The task: Each line of the data below that carries the word "Format" needs to be copied.

Working data:
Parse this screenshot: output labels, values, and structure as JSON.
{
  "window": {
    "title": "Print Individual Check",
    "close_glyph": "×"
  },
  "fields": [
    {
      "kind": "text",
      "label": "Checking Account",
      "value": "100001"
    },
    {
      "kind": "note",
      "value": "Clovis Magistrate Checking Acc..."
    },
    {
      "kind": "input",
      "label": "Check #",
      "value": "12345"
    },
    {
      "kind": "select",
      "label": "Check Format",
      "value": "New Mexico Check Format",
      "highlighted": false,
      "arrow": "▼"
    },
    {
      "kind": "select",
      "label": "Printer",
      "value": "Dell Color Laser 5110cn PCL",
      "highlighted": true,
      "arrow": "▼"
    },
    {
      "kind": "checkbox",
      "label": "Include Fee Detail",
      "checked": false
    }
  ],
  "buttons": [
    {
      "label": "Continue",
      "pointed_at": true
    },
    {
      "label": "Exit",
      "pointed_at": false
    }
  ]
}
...
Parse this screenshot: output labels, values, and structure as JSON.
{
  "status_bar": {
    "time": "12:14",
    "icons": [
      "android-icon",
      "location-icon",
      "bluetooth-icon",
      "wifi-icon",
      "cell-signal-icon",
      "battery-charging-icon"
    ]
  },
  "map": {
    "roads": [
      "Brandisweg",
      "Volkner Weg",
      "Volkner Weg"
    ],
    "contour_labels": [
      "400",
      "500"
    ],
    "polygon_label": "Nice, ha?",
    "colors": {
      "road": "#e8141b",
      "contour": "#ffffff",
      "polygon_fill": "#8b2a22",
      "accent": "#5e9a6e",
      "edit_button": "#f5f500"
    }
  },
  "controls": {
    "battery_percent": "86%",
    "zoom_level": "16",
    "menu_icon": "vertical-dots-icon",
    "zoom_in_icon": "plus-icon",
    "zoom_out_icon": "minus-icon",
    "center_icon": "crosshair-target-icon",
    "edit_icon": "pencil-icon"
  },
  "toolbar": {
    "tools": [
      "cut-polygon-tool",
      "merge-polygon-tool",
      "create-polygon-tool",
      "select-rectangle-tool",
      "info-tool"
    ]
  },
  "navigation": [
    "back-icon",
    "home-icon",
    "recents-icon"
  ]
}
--
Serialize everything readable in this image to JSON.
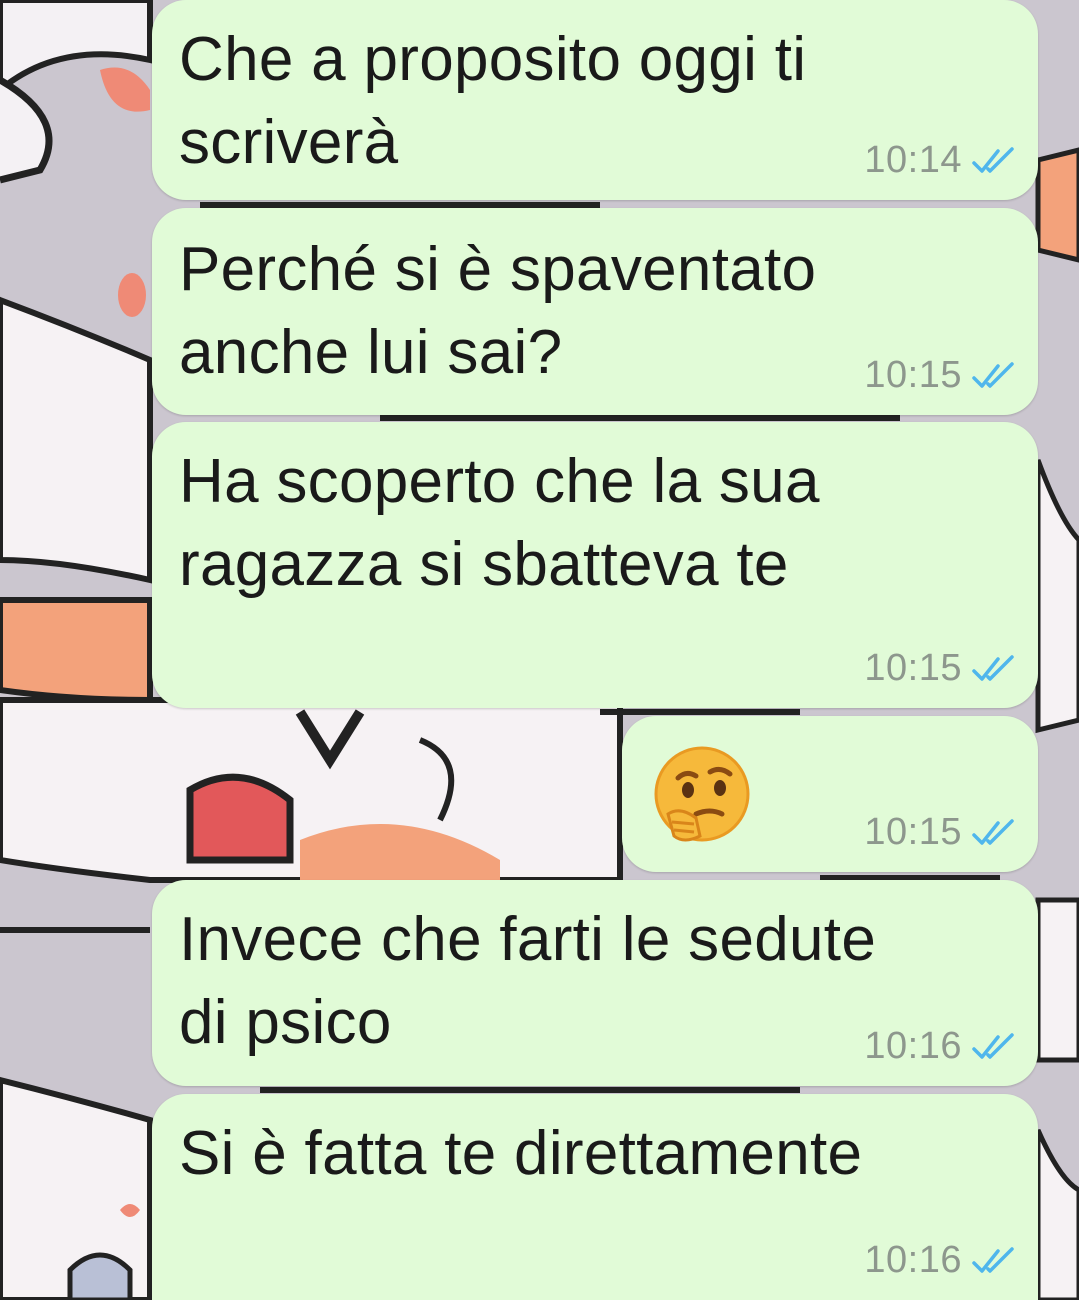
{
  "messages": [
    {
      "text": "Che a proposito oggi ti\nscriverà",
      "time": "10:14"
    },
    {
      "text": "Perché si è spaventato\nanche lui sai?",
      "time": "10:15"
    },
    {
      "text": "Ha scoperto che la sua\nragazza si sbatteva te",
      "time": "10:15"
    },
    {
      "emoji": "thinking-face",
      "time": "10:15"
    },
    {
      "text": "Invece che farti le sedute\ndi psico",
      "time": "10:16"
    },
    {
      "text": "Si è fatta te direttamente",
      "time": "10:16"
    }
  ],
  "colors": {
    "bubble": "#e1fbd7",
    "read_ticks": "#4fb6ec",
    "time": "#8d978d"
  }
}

Your solution:
      "label": "Check Format",
      "value": "New Mexico Check Format",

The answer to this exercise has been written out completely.